__ASSIGNED TASK__. Keep every line of the data below that has the string "icon" and present those lines.

__Excerpts from an interface dataset__.
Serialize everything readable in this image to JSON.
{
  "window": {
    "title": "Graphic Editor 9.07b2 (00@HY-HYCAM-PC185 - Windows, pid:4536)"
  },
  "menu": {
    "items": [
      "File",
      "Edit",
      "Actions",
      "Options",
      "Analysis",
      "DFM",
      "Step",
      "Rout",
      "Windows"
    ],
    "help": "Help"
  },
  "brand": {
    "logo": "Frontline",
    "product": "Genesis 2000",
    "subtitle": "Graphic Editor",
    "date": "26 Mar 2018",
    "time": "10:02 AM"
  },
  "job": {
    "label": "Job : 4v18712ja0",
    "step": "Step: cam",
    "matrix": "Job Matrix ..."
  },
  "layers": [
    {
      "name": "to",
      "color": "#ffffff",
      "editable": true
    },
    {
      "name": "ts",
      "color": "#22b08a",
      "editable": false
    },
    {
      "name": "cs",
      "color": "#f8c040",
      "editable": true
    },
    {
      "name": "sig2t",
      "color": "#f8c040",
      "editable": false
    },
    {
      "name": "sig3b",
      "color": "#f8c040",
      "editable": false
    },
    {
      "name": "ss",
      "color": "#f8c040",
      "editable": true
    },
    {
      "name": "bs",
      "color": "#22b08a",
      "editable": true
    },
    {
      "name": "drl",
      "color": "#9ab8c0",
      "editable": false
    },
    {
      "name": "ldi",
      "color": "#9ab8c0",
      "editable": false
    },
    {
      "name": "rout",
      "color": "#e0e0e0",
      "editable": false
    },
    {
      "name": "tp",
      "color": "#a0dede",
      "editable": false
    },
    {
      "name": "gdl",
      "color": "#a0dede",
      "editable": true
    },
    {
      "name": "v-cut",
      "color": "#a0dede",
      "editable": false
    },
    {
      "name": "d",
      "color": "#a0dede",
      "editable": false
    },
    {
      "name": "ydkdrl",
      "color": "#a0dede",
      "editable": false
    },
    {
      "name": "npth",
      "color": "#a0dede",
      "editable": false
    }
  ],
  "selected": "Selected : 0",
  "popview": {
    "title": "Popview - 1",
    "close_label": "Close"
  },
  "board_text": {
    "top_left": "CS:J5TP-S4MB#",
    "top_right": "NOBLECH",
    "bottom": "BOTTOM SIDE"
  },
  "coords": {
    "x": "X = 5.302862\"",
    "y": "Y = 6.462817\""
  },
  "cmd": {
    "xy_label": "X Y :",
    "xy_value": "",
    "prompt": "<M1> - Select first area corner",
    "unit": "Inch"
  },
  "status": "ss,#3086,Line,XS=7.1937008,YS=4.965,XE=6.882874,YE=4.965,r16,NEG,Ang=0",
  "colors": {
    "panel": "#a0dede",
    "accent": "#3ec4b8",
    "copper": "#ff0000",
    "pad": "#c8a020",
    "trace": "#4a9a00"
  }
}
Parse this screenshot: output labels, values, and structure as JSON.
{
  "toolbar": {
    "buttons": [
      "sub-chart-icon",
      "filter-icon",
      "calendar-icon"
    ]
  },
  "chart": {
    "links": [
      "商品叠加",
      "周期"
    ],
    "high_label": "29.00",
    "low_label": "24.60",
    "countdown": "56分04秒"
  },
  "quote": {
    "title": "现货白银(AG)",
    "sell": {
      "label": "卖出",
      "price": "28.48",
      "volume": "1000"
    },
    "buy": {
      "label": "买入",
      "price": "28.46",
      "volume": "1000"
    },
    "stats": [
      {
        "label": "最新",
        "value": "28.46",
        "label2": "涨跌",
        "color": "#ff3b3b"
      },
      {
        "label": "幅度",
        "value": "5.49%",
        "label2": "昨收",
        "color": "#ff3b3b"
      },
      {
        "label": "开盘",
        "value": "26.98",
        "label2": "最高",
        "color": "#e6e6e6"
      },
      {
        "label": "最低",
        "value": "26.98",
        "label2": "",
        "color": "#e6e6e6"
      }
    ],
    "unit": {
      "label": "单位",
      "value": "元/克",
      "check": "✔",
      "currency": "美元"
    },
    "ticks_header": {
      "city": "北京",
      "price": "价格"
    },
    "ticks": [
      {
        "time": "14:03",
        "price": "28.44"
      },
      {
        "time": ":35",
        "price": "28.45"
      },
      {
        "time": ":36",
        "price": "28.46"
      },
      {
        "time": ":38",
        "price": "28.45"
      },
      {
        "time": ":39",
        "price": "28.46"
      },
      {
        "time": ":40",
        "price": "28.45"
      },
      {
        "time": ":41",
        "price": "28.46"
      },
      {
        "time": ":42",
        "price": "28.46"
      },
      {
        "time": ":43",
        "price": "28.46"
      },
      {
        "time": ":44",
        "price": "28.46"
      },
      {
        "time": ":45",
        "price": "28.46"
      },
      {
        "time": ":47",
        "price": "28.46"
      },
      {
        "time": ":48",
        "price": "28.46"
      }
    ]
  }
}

__ANSWER TO THE EXERCISE__.
      "sub-chart-icon",
      "filter-icon",
      "calendar-icon"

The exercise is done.